One of the most common experiences among runners is connecting (or, unfortunately and more often, re-connecting) with nature. Indeed, part of the running experience is determined by being able to experience it immersed in nature, in touch with its cycles, finally realizing the change of seasons and, with them, temperatures, scents, and light.
Running at the end of the day is also a way to get closer to our origin: to go back to our roots, our own childhood and the feelings and emotions that defined it. It was not just a different age anagraphically: it was a radically different, much more natural way of living.
Based on the assumption that “being more human” also means living more naturally, ultrarunner and life coach Tony Riddle shared in an interview how he lives this way, starting with his passion for barefoot running, meaning literally barefoot. He is an expert in the field, as in 2020 he set the barefoot running record by covering 450 miles between England, Wales and Scotland.
Riddle alternates between training and work. Because he is a life coach, many of his meetings take place remotely, especially in the mornings and afternoons, when he also records podcasts. Such a well-balanced life between personal care–physical and psychological–and work, is clearly helped by his job but it is not certain that his example cannot provide insights for you as well.
As soon as he wakes up
The day begins with 20 minutes of mindful mobility, a kind of yoga that is more physical and dynamic, and then continues with 100 cycles of nasal breathing. A protein smoothie and then an immersion in nature: it can be a walk or an ice bath: the latter in particular has the function of getting him accustomed to staying focused and not giving in to his emotions, which can come in handy in the course of the day when some emergency or unpleasant event at work may occur.
Work takes him 6 to 8 hours a day, and the evening is devoted to his family, ending at 9 o’clock when he falls asleep.
As you can see, every physical activity is aimed at seeking concentration, to allow him to do his work in an extremely focused manner, without distraction or deviation.
How he works
Riddle starts with an observation: we have become accustomed to spending 90 percent of our time indoors, sitting at a desk or otherwise moving little or nothing. That is why his workstation is peculiar: it is in fact a table to which he sawed off part of the legs to allow him to bring his center of gravity closer to the earth, in search of a long-lost contact. His advice is also to move as much as possible: after 25 minutes of sitting he gets up, takes a few steps and does some squats. He generally limits the time spent in front of the computer as much as possible.
That is why he coined a new term, opposite to “screen-time”: he calls it”sky time” i.e., the time he is exposed to the open air and the sky. How? He usually has meetings and phone calls, if he can, while walking or being otherwise outdoors. If he has to sit for a meeting instead, his rule is to schedule them, leaving a few minutes in between so that he can do exercises or a short walk in the meantime.
The quality of light is also central to him: so he avoids blue light from screens as much as possible because it disturbs sleep and creates stress. To remedy this he uses working with amber lenses to warm the light emitted by the monitor, an effect that can also be achieved for some time anyway by automatically adjusting the light temperature of screens according to the time of day.

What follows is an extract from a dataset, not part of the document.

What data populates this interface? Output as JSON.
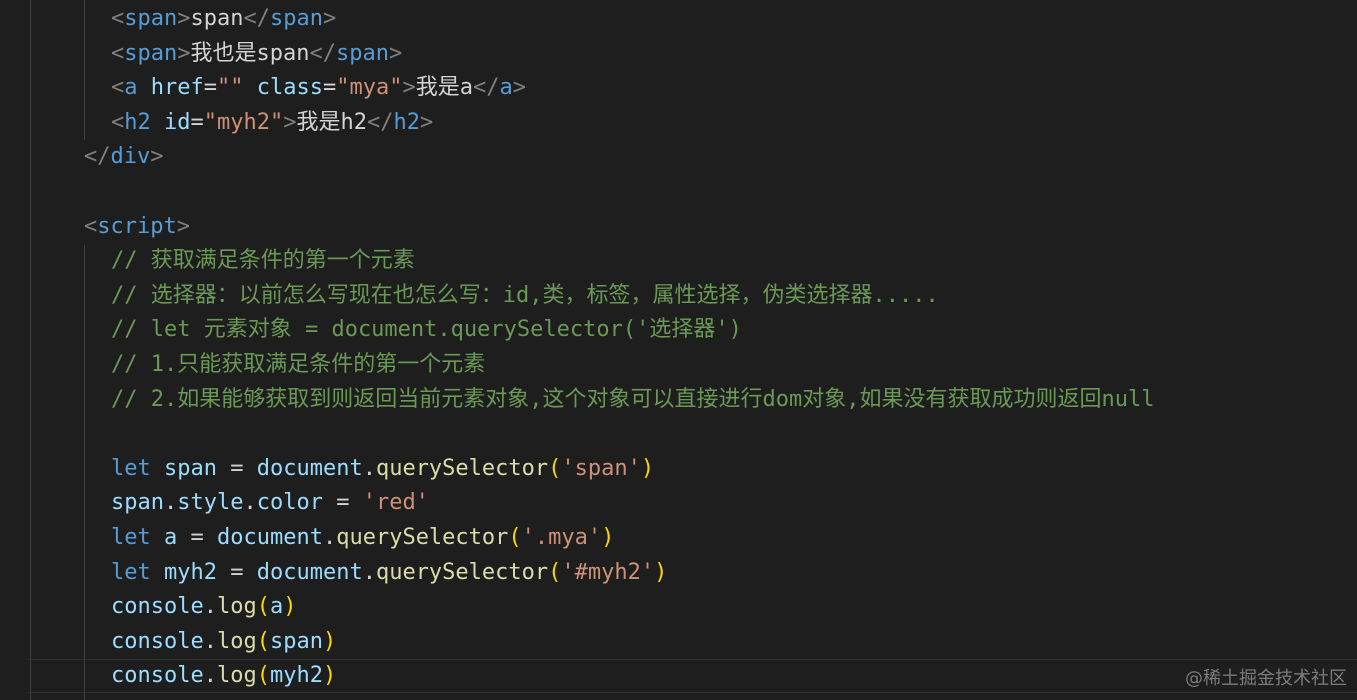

What if it’s bad outside? We bring nature indoor, of course! In fact, Riddle recommends surrounding ourselves with plants that purify the air and have a calming effect on our minds.
Well, that’s easy considering his job.

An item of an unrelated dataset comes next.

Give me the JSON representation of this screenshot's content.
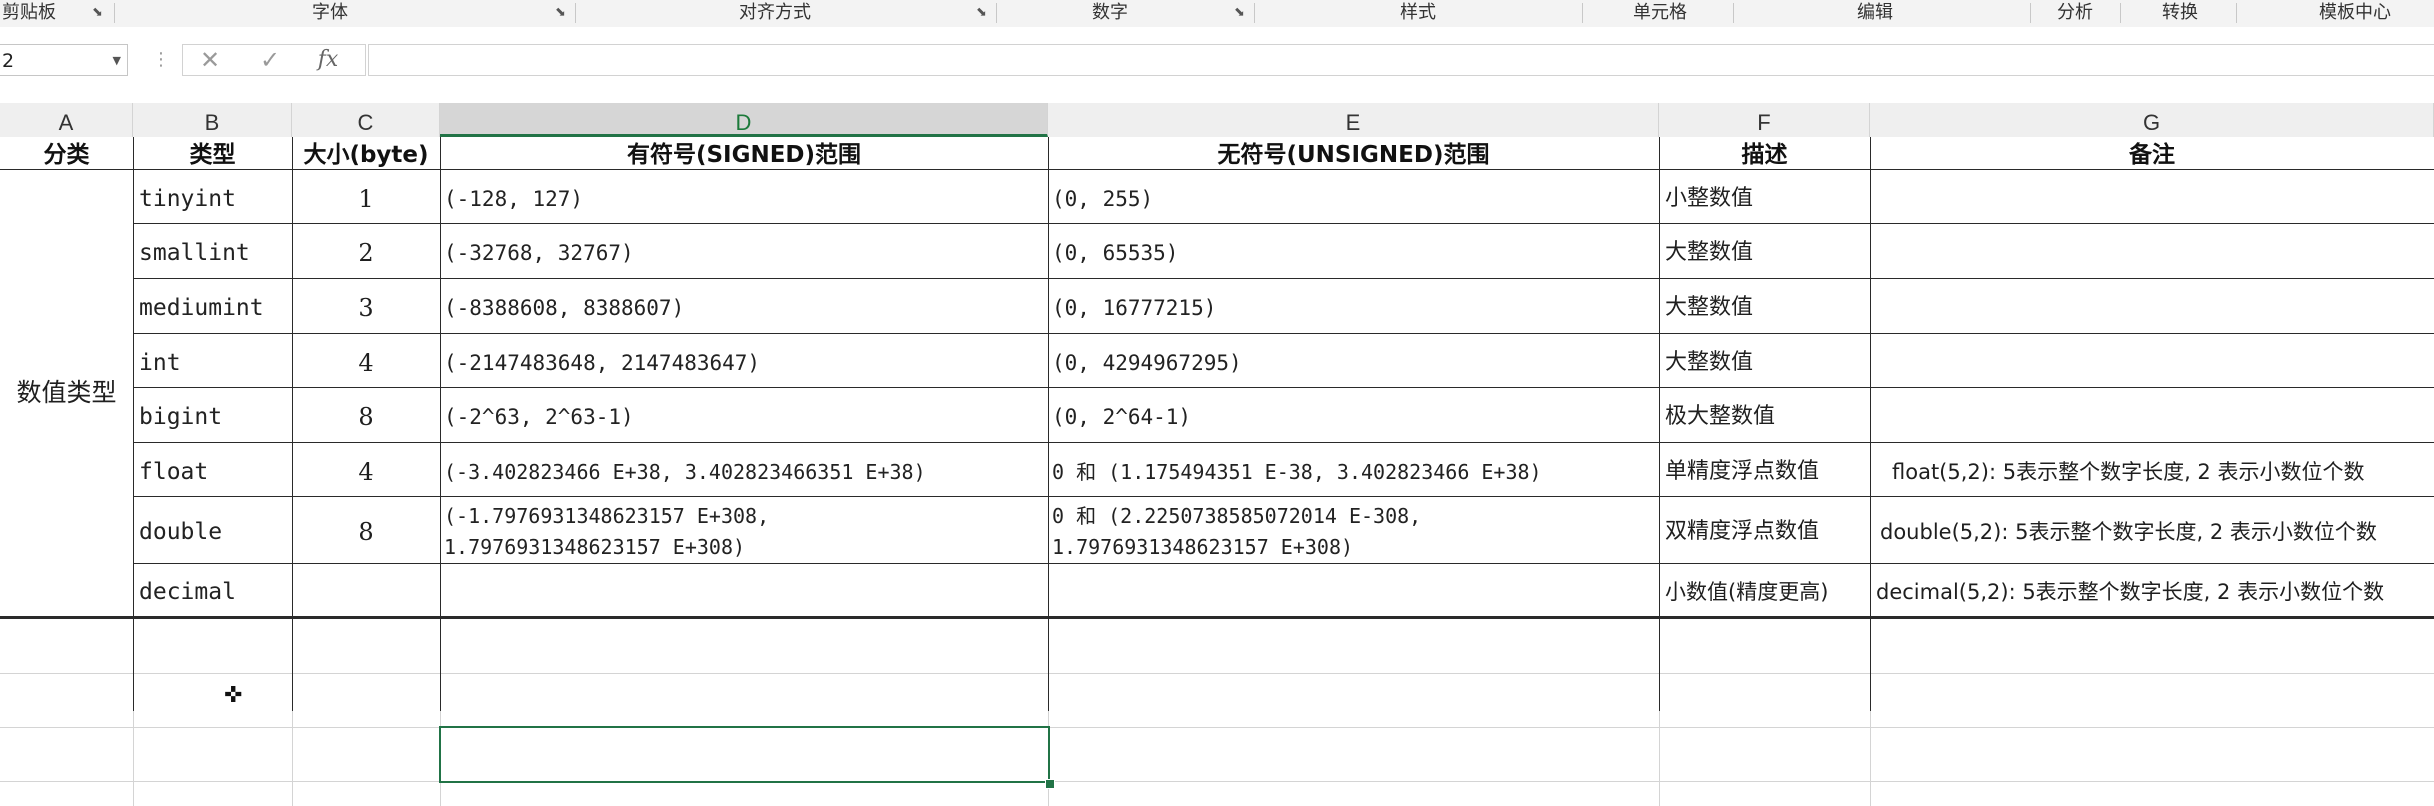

That’s true, however, it is also true that what he suggests is just his typical day, made up of elements and nodal points. Nothing prohibits from using it as a menu from which to choose what you reasonably can do.

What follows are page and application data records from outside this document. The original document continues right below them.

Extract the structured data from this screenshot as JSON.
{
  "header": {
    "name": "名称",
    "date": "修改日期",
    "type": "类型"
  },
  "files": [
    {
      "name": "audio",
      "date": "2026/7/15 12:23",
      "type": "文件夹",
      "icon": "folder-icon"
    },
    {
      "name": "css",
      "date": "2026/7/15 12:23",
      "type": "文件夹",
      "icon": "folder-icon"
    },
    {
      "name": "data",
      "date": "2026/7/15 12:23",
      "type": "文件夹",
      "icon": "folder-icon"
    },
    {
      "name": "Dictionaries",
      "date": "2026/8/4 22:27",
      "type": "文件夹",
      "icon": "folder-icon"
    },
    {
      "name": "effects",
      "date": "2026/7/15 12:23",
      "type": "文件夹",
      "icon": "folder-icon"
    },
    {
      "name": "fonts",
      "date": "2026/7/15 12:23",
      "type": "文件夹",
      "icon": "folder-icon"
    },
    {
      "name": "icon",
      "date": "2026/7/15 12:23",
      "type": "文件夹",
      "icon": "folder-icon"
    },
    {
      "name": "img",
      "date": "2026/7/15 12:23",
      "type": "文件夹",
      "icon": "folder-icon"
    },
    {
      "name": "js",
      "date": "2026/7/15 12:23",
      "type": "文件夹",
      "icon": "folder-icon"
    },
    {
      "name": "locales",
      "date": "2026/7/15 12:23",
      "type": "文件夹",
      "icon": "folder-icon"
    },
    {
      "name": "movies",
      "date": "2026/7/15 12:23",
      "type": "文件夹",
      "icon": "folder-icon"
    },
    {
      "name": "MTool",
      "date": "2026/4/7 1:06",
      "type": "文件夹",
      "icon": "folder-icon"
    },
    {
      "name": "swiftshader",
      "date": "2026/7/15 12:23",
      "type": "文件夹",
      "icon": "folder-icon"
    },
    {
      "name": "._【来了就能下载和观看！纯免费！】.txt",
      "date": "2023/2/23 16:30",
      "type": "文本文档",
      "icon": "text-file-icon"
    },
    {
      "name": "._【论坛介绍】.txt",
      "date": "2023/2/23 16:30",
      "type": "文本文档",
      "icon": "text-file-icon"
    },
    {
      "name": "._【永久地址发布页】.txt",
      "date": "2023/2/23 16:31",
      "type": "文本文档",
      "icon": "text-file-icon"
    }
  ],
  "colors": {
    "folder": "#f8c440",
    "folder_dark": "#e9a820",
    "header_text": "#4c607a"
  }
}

Maybe you don’t have the opportunity to do hours of exercise and walking/running early in the morning but you can always apply his 25-minute rule and then get up and walk a little bit to work or you can always leave some room for yourself between appointments. You can make call outdoors, walking in the meantime.
It’s about doing something revolutionary and yet so simple: in addition to your work commitments, put in your calendar something equally important and yet overlooked, and that is the so-called “me time,” that is, the time you devote to yourself. To not go crazy and thus be more rested and relaxed when working.
It seems impossible until you try it.